“Tonight, the President again came to the halls of Congress and ironically attempted to push an agenda of unity.
“He said we should reject the politics of revenge and embrace cooperation on the same day that he taunted the Senate Minority Leader on Twitter about election results.
“Within the first few minutes of his speech, the President touted getting families off of food stamps. He stood there just months after pushing an agenda to eliminate SNAP for families across America.
On the campaign trail, then-candidate Donald J. Trump asked the African-American community “What do you have to lose?” in reference to voting for him. When the Rep. Bass and members of the CBC executive leadership team met with President Trump in March 2017, the caucus answered his question in the form a 130-page policy document titled, “We Have A Lot to Lose: Solutions to Advance Black Families in the 21st Century.” President Trump never responded to the document.
“Los Angeles currently has an overall housing vacancy rate of two percent, so even if you have money, you can have a hard time finding housing,” Rep. Bass said. “As rents increase because of scarce supply, people are finding themselves in difficult situations.

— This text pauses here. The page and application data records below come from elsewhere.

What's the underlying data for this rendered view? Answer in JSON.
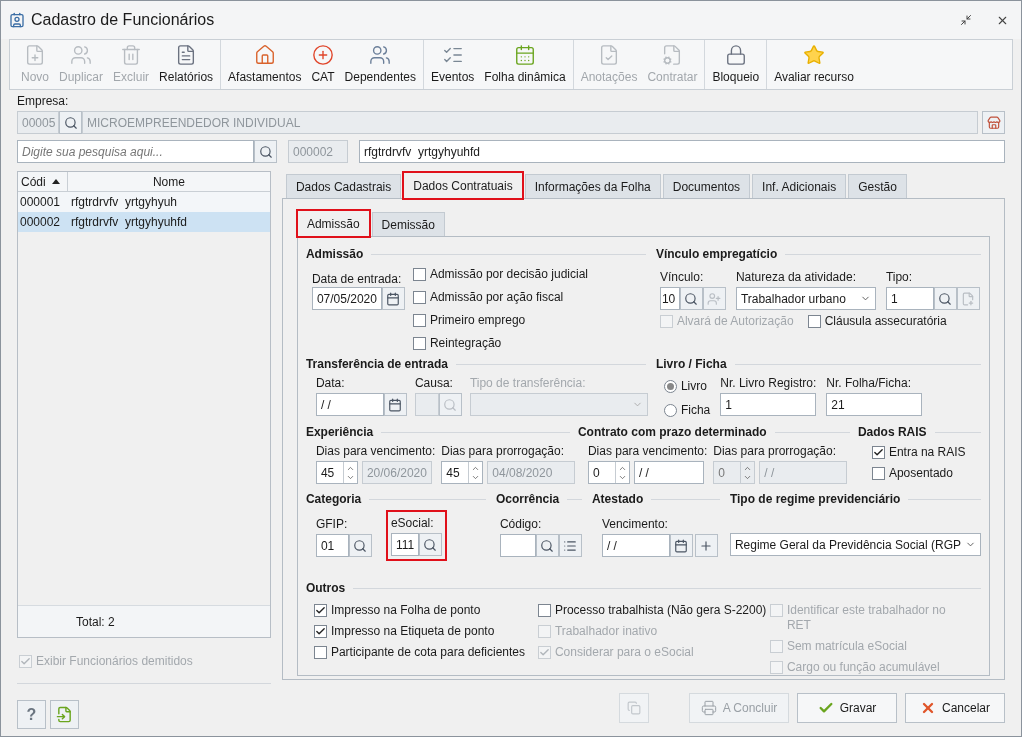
{
  "window": {
    "title": "Cadastro de Funcionários"
  },
  "toolbar": [
    {
      "items": [
        {
          "label": "Novo",
          "disabled": true
        },
        {
          "label": "Duplicar",
          "disabled": true
        },
        {
          "label": "Excluir",
          "disabled": true
        },
        {
          "label": "Relatórios",
          "disabled": false
        }
      ]
    },
    {
      "items": [
        {
          "label": "Afastamentos",
          "disabled": false
        },
        {
          "label": "CAT",
          "disabled": false
        },
        {
          "label": "Dependentes",
          "disabled": false
        }
      ]
    },
    {
      "items": [
        {
          "label": "Eventos",
          "disabled": false
        },
        {
          "label": "Folha dinâmica",
          "disabled": false
        }
      ]
    },
    {
      "items": [
        {
          "label": "Anotações",
          "disabled": true
        },
        {
          "label": "Contratar",
          "disabled": true
        }
      ]
    },
    {
      "items": [
        {
          "label": "Bloqueio",
          "disabled": false
        }
      ]
    },
    {
      "items": [
        {
          "label": "Avaliar recurso",
          "disabled": false
        }
      ]
    }
  ],
  "empresa": {
    "label": "Empresa:",
    "code": "00005",
    "name": "MICROEMPREENDEDOR INDIVIDUAL"
  },
  "search": {
    "placeholder": "Digite sua pesquisa aqui..."
  },
  "employee": {
    "code": "000002",
    "name": "rfgtrdrvfv  yrtgyhyuhfd"
  },
  "list": {
    "columns": [
      {
        "label": "Códi",
        "sorted": true
      },
      {
        "label": "Nome",
        "sorted": false
      }
    ],
    "rows": [
      {
        "code": "000001",
        "name": "rfgtrdrvfv  yrtgyhyuh",
        "selected": false
      },
      {
        "code": "000002",
        "name": "rfgtrdrvfv  yrtgyhyuhfd",
        "selected": true
      }
    ],
    "total": "Total: 2"
  },
  "show_dismissed": {
    "label": "Exibir Funcionários demitidos",
    "checked": true,
    "disabled": true
  },
  "tabs": [
    {
      "label": "Dados Cadastrais",
      "selected": false,
      "highlighted": false
    },
    {
      "label": "Dados Contratuais",
      "selected": true,
      "highlighted": true
    },
    {
      "label": "Informações da Folha",
      "selected": false,
      "highlighted": false
    },
    {
      "label": "Documentos",
      "selected": false,
      "highlighted": false
    },
    {
      "label": "Inf. Adicionais",
      "selected": false,
      "highlighted": false
    },
    {
      "label": "Gestão",
      "selected": false,
      "highlighted": false
    }
  ],
  "subtabs": [
    {
      "label": "Admissão",
      "selected": true,
      "highlighted": true
    },
    {
      "label": "Demissão",
      "selected": false,
      "highlighted": false
    }
  ],
  "admissao": {
    "title": "Admissão",
    "date_label": "Data de entrada:",
    "date": "07/05/2020",
    "checks": [
      {
        "label": "Admissão por decisão judicial",
        "checked": false
      },
      {
        "label": "Admissão por ação fiscal",
        "checked": false
      },
      {
        "label": "Primeiro emprego",
        "checked": false
      },
      {
        "label": "Reintegração",
        "checked": false
      }
    ]
  },
  "vinculo": {
    "title": "Vínculo empregatício",
    "vinculo_label": "Vínculo:",
    "vinculo": "10",
    "natureza_label": "Natureza da atividade:",
    "natureza": "Trabalhador urbano",
    "tipo_label": "Tipo:",
    "tipo": "1",
    "checks": [
      {
        "label": "Alvará de Autorização",
        "checked": false,
        "disabled": true
      },
      {
        "label": "Cláusula assecuratória",
        "checked": false,
        "disabled": false
      }
    ]
  },
  "transferencia": {
    "title": "Transferência de entrada",
    "data_label": "Data:",
    "data": " / /",
    "causa_label": "Causa:",
    "tipo_label": "Tipo de transferência:",
    "tipo_disabled": true
  },
  "livro": {
    "title": "Livro / Ficha",
    "options": [
      {
        "label": "Livro",
        "selected": true
      },
      {
        "label": "Ficha",
        "selected": false
      }
    ],
    "registro_label": "Nr. Livro Registro:",
    "registro": "1",
    "folha_label": "Nr. Folha/Ficha:",
    "folha": "21"
  },
  "experiencia": {
    "title": "Experiência",
    "venc_label": "Dias para vencimento:",
    "venc_days": {
      "value": "45",
      "disabled": false
    },
    "venc_date": {
      "value": "20/06/2020",
      "disabled": true
    },
    "prorr_label": "Dias para prorrogação:",
    "prorr_days": {
      "value": "45",
      "disabled": false
    },
    "prorr_date": {
      "value": "04/08/2020",
      "disabled": true
    }
  },
  "contrato": {
    "title": "Contrato com prazo determinado",
    "venc_label": "Dias para vencimento:",
    "venc_days": {
      "value": "0",
      "disabled": false
    },
    "venc_date": {
      "value": " / /",
      "disabled": false
    },
    "prorr_label": "Dias para prorrogação:",
    "prorr_days": {
      "value": "0",
      "disabled": true
    },
    "prorr_date": {
      "value": " / /",
      "disabled": true
    }
  },
  "rais": {
    "title": "Dados RAIS",
    "checks": [
      {
        "label": "Entra na RAIS",
        "checked": true
      },
      {
        "label": "Aposentado",
        "checked": false
      }
    ]
  },
  "categoria": {
    "title": "Categoria",
    "gfip_label": "GFIP:",
    "gfip": "01",
    "esocial_label": "eSocial:",
    "esocial": "111",
    "highlighted": true
  },
  "ocorrencia": {
    "title": "Ocorrência",
    "codigo_label": "Código:"
  },
  "atestado": {
    "title": "Atestado",
    "venc_label": "Vencimento:",
    "venc": " / /"
  },
  "regime": {
    "title": "Tipo de regime previdenciário",
    "value": "Regime Geral da Previdência Social (RGP"
  },
  "outros": {
    "title": "Outros",
    "columns": [
      {
        "items": [
          {
            "label": "Impresso na Folha de ponto",
            "checked": true,
            "disabled": false
          },
          {
            "label": "Impresso na Etiqueta de ponto",
            "checked": true,
            "disabled": false
          },
          {
            "label": "Participante de cota para deficientes",
            "checked": false,
            "disabled": false
          }
        ]
      },
      {
        "items": [
          {
            "label": "Processo trabalhista (Não gera S-2200)",
            "checked": false,
            "disabled": false
          },
          {
            "label": "Trabalhador inativo",
            "checked": false,
            "disabled": true
          },
          {
            "label": "Considerar para o eSocial",
            "checked": true,
            "disabled": true
          }
        ]
      },
      {
        "items": [
          {
            "label": "Identificar este trabalhador no RET",
            "checked": false,
            "disabled": true
          },
          {
            "label": "Sem matrícula eSocial",
            "checked": false,
            "disabled": true
          },
          {
            "label": "Cargo ou função acumulável",
            "checked": false,
            "disabled": true
          }
        ]
      }
    ]
  },
  "footer": {
    "help": "?",
    "copy_disabled": true,
    "actions": [
      {
        "label": "A Concluir",
        "disabled": true
      },
      {
        "label": "Gravar",
        "disabled": false
      },
      {
        "label": "Cancelar",
        "disabled": false
      }
    ]
  }
}
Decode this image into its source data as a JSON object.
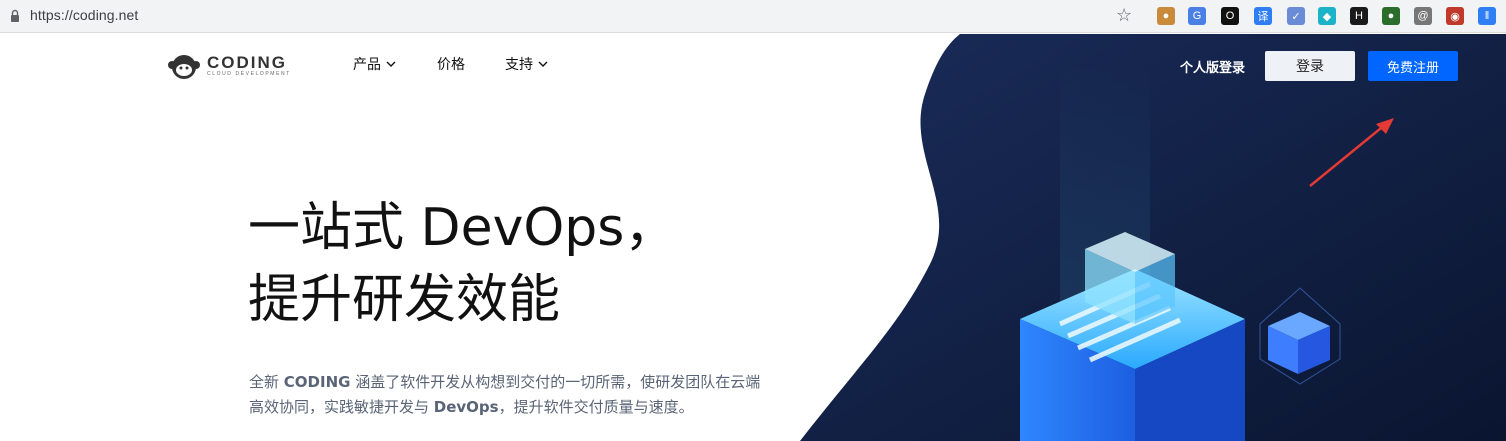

The goal of this event was to connect people with the organizations and services that can help folks to improve their situation. I think we accomplished just that.”
“The President’s ‘stop deciding to be poor’ approach to the budget is a fundamental misstep that would permanently cripple the most vulnerable communities in the short run and erode our country’s international leadership in the long run. By proposing vicious cuts, budget director Mick Mulvaney and the rest of the Trump administration are baiting low-income Americans to look the other way as the administration sinks a knife into benefits needed to survive. No one chooses food stamps over a job.